**RECORDED DATA:**

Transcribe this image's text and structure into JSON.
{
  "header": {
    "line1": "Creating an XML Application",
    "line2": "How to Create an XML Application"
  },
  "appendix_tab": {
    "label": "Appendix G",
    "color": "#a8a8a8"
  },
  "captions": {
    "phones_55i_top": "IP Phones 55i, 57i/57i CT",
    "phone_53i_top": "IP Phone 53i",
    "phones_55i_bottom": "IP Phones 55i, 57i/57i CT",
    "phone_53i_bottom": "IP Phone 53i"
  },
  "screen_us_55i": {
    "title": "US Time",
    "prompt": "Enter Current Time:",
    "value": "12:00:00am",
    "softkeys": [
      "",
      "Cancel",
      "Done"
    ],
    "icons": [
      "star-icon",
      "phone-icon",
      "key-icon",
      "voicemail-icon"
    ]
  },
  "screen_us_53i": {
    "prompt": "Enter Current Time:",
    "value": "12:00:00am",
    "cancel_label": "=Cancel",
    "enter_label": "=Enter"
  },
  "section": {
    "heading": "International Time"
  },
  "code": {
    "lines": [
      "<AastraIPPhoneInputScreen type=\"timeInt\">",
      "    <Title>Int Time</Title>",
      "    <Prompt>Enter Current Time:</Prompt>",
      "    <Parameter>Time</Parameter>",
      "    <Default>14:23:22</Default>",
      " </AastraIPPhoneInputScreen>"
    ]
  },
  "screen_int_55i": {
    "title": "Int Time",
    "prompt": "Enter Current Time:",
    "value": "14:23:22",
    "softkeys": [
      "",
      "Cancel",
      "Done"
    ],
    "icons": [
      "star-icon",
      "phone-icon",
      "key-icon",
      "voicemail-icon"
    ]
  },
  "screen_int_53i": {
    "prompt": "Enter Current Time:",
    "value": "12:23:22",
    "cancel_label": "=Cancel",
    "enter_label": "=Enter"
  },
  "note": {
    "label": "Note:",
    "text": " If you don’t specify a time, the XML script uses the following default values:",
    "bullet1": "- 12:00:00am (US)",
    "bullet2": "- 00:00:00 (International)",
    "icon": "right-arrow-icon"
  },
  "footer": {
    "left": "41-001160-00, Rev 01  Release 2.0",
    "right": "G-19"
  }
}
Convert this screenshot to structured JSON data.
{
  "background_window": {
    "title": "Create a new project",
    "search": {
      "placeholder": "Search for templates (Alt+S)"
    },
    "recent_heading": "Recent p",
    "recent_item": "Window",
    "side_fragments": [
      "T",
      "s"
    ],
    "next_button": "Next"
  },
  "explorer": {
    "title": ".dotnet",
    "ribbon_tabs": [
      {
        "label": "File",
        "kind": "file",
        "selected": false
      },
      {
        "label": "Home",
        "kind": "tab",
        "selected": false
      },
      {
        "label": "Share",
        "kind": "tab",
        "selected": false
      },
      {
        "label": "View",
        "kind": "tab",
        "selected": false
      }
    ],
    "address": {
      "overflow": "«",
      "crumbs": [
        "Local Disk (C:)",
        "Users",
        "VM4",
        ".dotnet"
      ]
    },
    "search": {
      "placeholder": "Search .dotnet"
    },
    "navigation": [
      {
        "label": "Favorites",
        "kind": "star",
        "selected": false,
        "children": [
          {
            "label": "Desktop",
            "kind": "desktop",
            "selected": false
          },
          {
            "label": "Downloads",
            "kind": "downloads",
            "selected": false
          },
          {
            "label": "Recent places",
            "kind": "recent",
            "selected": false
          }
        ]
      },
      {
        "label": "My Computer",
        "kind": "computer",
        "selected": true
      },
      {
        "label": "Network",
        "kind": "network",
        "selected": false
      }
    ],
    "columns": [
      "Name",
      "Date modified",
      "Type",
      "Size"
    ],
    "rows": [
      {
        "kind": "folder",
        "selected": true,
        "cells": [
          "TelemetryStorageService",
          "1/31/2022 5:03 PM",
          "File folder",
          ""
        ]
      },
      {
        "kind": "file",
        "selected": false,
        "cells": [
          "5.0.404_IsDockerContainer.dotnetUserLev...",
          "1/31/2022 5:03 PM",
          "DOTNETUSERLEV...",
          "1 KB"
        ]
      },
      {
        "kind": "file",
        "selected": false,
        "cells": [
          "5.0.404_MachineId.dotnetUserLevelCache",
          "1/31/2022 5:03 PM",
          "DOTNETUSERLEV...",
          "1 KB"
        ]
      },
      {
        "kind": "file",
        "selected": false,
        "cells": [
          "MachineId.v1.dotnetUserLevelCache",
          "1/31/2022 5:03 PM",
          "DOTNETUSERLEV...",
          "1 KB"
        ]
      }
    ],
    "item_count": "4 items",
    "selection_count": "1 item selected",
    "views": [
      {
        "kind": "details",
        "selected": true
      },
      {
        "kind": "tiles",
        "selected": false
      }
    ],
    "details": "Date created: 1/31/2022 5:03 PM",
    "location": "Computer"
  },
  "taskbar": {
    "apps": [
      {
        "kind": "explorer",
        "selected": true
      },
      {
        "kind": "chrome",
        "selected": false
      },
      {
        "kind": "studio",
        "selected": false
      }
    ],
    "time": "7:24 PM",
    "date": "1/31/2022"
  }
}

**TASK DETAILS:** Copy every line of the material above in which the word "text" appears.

**OUTPUT FOR THIS EXERCISE:**
Transcribe this image's text and structure into JSON.
    "text": " If you don’t specify a time, the XML script uses the following default values:",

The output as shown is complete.